↵† Jack Marjot and Thomas E. Kaier contributed equally to the work, and both should be considered as first authors.
↵5 Nonstandard abbreviations:
- cardiac troponin;
- high-sensitivity–cardiac troponin T;
- myocardial infarction;
- limit of detection;
- cardiac myosin-binding protein C;
- cardiac MRI.
Author Contributions: All authors confirmed they have contributed to the intellectual content of this paper and have met the following 3 requirements: (a) significant contributions to the conception and design, acquisition of data, or analysis and interpretation of data; (b) drafting or revising the article for intellectual content; and (c) final approval of the published article.
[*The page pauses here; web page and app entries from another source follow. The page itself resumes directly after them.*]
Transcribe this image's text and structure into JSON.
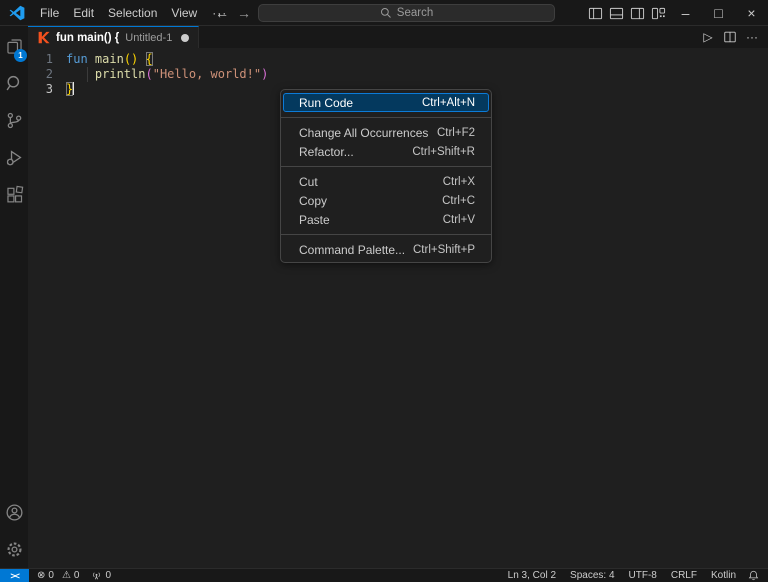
{
  "titlebar": {
    "menus": [
      {
        "label": "File"
      },
      {
        "label": "Edit"
      },
      {
        "label": "Selection"
      },
      {
        "label": "View"
      }
    ],
    "overflow_label": "···",
    "search": {
      "placeholder": "Search"
    }
  },
  "tabbar": {
    "tab": {
      "title": "fun main() {",
      "description": "Untitled-1",
      "modified": true,
      "language": "kotlin"
    }
  },
  "activity_bar": {
    "explorer_badge": "1"
  },
  "editor": {
    "lines": [
      {
        "num": "1",
        "tokens": [
          {
            "text": "fun ",
            "style": "keyword"
          },
          {
            "text": "main",
            "style": "function"
          },
          {
            "text": "()",
            "style": "bracket1"
          },
          {
            "text": " ",
            "style": "plain"
          },
          {
            "text": "{",
            "style": "bracket1",
            "matched": true
          }
        ]
      },
      {
        "num": "2",
        "tokens": [
          {
            "text": "    ",
            "style": "plain"
          },
          {
            "text": "println",
            "style": "function"
          },
          {
            "text": "(",
            "style": "bracket2"
          },
          {
            "text": "\"Hello, world!\"",
            "style": "string"
          },
          {
            "text": ")",
            "style": "bracket2"
          }
        ]
      },
      {
        "num": "3",
        "active": true,
        "cursor_after": true,
        "tokens": [
          {
            "text": "}",
            "style": "bracket1",
            "matched": true
          }
        ]
      }
    ]
  },
  "context_menu": {
    "items": [
      {
        "label": "Run Code",
        "shortcut": "Ctrl+Alt+N",
        "highlighted": true
      },
      {
        "separator": true
      },
      {
        "label": "Change All Occurrences",
        "shortcut": "Ctrl+F2"
      },
      {
        "label": "Refactor...",
        "shortcut": "Ctrl+Shift+R"
      },
      {
        "separator": true
      },
      {
        "label": "Cut",
        "shortcut": "Ctrl+X"
      },
      {
        "label": "Copy",
        "shortcut": "Ctrl+C"
      },
      {
        "label": "Paste",
        "shortcut": "Ctrl+V"
      },
      {
        "separator": true
      },
      {
        "label": "Command Palette...",
        "shortcut": "Ctrl+Shift+P"
      }
    ]
  },
  "statusbar": {
    "remote_label": "><",
    "errors": "0",
    "warnings": "0",
    "ports": "0",
    "right": [
      {
        "label": "Ln 3, Col 2"
      },
      {
        "label": "Spaces: 4"
      },
      {
        "label": "UTF-8"
      },
      {
        "label": "CRLF"
      },
      {
        "label": "Kotlin"
      }
    ]
  },
  "icons": {
    "back_arrow": "←",
    "forward_arrow": "→",
    "minimize": "–",
    "maximize": "□",
    "close": "×",
    "run": "▷",
    "more_actions": "···",
    "error": "⊗",
    "warning": "⚠"
  },
  "colors": {
    "accent": "#0078d4",
    "keyword": "#569cd6",
    "function": "#dcdcaa",
    "string": "#ce9178",
    "bracket_level1": "#ffd700",
    "bracket_level2": "#da70d6",
    "kotlin_icon": "#f4511e",
    "menu_highlight_bg": "#04395e"
  }
}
Authors' Disclosures or Potential Conflicts of Interest: Upon manuscript submission, all authors completed the author disclosure form. Disclosures and/or potential conflicts of interest:
Employment or Leadership: M. Iqbal, Viapath pathology; S. Harding, Imperial College London.
Consultant or Advisory Role: S. Harding, BHF, MRC, Rosetrees, and British Government Science and Technology Committee.
Stock Ownership: None declared.
Honoraria: None declared.
Research Funding: The UK Department of Health through the National Institute for Health Biomedical Research Centre Award to Guy's & St Thomas' National Health Service Foundation Trust. T.E. Kaier, British Heart Foundation (TG/15/1/31518 and FS/15/13/31320); S. Harding, BHF; M. Marber, The Medical Research Council (UK; G1000737), Guy's & St Thomas' Charity (R060701, R100404), and British Heart Foundation (TG/15/1/31518 and FS/15/13/31320).
Expert Testimony: None declared.
Patents: M. Marber, patent no. US 8,546,089 B2, a patent held by King's College London for the detection of cMyC as a biomarker of myocardial injury.
Role of Sponsor: The funding organizations played no role in the design of study, choice of enrolled patients, review and interpretation of data, and final approval of manuscript.
Millipore Sigma (Hayward, CA) was contracted to undertake the analyses of cMyC on a fee-for-service basis and holds no commercial interest.
- Received for publication July 26, 2016.
- Accepted for publication January 6, 2017.
- © 2017 American Association for Clinical Chemistry